As a time traveler I’m very invested in the past and our future. I see myself, the people who built this city and country as one. They deserve so much recognition for their sacrifice and contributions, something that is still being denied them. There was a force deep inside of me that needed to pay homage to those who played a pivotal role in the early history of this city, and the spaces in which they existed. I wanted to uncover those places where a tangible link to the past exists. Being a documentarian at heart I wanted you to feel and see those spaces, let your mind wonder. What does a Black body look like today in the place where they sold human beings 250 years ago? No other medium but photography and film could do that.
And boy, oh boy does she capture it.
It’s an amazing series by a fearless artist. Check out the images here. Prepare to be dazzled… and haunted.
After a solid month of getting poked, prodded, scared, tested, and gouged… it’s done. And the results are in.
Monday, I visited my oncologist and I don’t believe the news could have been better. Every test, biopsy, and scan have come back stellar. Also, we have this:
First, it appears new guidelines concerning stage 2 colon cancer were installed around six months ago. My particular cancer (2A) was revised as such:
Before: I had an 80 percent chance of not having cancer five years from diagnosis.
Now: Statistically, I now have an 87 percent chance of not having cancer five years from diagnosis.
Before: At my diagnosis, I could have opted for chemo or go with a plan consisting of blood tests and CT scans.
Now: CT scans pose more radiation harm than they’re worth. I now only will receive blood tests every six months. Also, today chemo is not recommended, or even offered, to people with my cancer, grade, and stage (T3N0M0).
And yes… I aced all my tests, including the tumor marker (CEA). Mine is .6. “Normal” is 0 – 6.
So, it appears as though I’ll live another six months. All in all, good news, including a slight suspicion that I may have more colon left than originally thought.
So, while my future is still a tad mysterious, it’s certainly brighter than it has been in a long time.
So, the second year cancerversary tests are in full swing. So far, so good. I’ve got two appointments this week, the final one with the oncologist next.
I dislike May. Thinking about cancer, reliving gory details, watching newbie practitioners gawk at my crazy scar… it’s not what I’d like to do. Then I have the big C hanging over my head, something I’d rather not think about.
Truth is, my stats aren’t that bad. There’s a 20 percent chance cancer will come back within five years. These next two years are when, statistically, it’ll happen.
So, imagine my surprise when, after my oncologist left, the temporary doc changed our treatment plan. “You don’t need CT scans anymore.”
“Why not? That was the plan. ‘Vigilant monitoring’ they called it. Just for the first five years. I was supposed to do blood tests every six months and a CT scan once a year to catch anything the blood test missed.”

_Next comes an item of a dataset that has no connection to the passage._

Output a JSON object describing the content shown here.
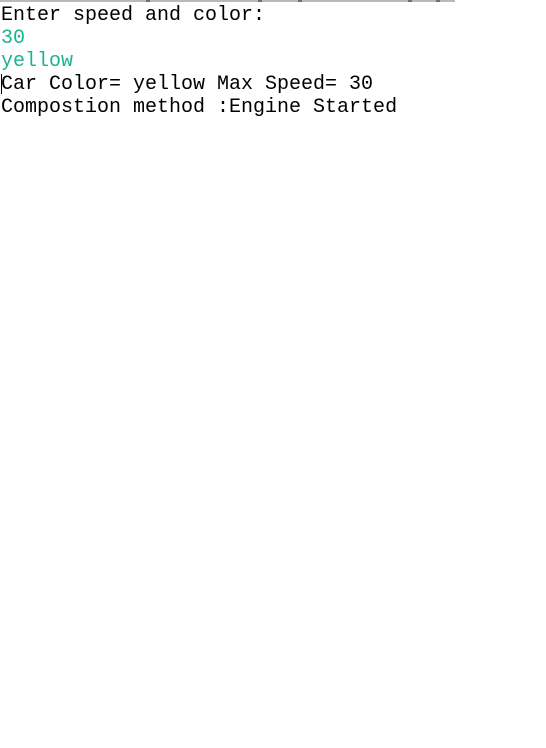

“Nah. I’m cancelling it.”
And that was that. My original oncologist is gone. The treatment plan we set was gone. Temporary doc changed everything. Even my family doc retired.
So, I’m starting fresh this year. I like my new family doc. Still no permanent oncologist, though. No treatment plan concerning the cancer. Sometimes I feel like I should just skip all the oncology appointments. After all, I could probably find someone to give me a CEA tumor marker test and if it’s in the normal range, I’m good to go. But my dear husband would likely object.
Life would sure be easier, though.
Enough complaining. On to my next appointment. Yippee.